**REQUIRED ACTION**. Find the string "content" in the entries and copy each line that has it.

**Records drawn from a dataset**.
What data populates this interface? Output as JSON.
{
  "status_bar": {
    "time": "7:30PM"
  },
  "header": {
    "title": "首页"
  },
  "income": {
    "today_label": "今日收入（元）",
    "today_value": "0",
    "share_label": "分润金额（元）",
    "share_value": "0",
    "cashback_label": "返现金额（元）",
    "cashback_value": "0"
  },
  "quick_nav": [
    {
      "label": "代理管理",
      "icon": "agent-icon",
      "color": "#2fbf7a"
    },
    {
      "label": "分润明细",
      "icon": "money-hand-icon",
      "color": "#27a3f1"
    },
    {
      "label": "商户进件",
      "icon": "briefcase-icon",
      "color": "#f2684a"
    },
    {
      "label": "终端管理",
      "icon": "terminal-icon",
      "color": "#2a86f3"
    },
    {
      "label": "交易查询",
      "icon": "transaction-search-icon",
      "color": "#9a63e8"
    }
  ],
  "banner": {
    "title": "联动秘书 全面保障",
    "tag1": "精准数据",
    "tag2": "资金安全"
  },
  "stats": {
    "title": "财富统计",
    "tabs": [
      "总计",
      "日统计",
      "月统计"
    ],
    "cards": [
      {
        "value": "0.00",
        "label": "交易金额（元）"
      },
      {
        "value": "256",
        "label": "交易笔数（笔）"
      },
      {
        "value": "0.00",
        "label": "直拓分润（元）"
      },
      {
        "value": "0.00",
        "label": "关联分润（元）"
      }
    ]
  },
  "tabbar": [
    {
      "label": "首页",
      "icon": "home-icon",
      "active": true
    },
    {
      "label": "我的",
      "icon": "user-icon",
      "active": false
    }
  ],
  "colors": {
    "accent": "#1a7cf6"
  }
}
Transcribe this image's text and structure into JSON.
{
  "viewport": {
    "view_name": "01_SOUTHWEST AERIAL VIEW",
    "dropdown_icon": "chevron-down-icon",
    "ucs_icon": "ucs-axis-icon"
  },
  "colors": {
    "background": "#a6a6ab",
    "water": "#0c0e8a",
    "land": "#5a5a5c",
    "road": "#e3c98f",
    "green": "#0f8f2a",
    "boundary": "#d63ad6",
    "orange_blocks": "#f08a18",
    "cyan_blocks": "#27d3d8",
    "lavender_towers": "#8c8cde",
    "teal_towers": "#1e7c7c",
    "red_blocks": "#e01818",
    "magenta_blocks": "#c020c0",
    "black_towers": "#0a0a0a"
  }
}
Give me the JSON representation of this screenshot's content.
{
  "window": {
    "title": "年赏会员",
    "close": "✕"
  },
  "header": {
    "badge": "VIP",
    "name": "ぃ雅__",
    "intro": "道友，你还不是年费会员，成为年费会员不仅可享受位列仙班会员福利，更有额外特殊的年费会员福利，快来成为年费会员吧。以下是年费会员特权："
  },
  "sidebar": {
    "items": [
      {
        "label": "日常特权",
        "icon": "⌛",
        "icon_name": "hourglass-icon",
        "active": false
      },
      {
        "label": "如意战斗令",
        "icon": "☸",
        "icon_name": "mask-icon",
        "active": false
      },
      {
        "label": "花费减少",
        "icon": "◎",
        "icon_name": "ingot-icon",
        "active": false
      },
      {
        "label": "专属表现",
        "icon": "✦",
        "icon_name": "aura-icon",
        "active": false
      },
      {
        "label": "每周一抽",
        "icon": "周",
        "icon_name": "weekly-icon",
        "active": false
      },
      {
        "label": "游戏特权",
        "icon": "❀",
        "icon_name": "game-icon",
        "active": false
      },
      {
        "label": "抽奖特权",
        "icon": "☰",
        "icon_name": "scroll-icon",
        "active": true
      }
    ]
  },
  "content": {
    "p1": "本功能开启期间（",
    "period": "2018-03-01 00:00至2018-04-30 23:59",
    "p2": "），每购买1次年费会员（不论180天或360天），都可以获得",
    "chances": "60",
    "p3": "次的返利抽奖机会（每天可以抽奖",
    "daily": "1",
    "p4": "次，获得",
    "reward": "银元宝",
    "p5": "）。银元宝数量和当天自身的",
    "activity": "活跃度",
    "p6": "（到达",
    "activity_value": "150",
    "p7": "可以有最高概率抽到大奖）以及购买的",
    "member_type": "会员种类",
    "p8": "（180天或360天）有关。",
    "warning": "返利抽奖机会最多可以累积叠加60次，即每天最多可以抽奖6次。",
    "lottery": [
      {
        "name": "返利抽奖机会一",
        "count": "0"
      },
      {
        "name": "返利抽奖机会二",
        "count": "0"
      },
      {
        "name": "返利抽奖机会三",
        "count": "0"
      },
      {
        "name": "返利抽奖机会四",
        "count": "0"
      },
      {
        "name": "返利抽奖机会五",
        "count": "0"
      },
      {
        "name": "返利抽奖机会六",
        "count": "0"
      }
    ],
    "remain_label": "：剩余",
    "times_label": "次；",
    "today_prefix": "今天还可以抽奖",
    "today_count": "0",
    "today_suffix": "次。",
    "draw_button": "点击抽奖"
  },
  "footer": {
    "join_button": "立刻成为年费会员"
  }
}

**RESULT OF THE EXERCISE**.
Give me the JSON representation of this screenshot's content.
  "content": {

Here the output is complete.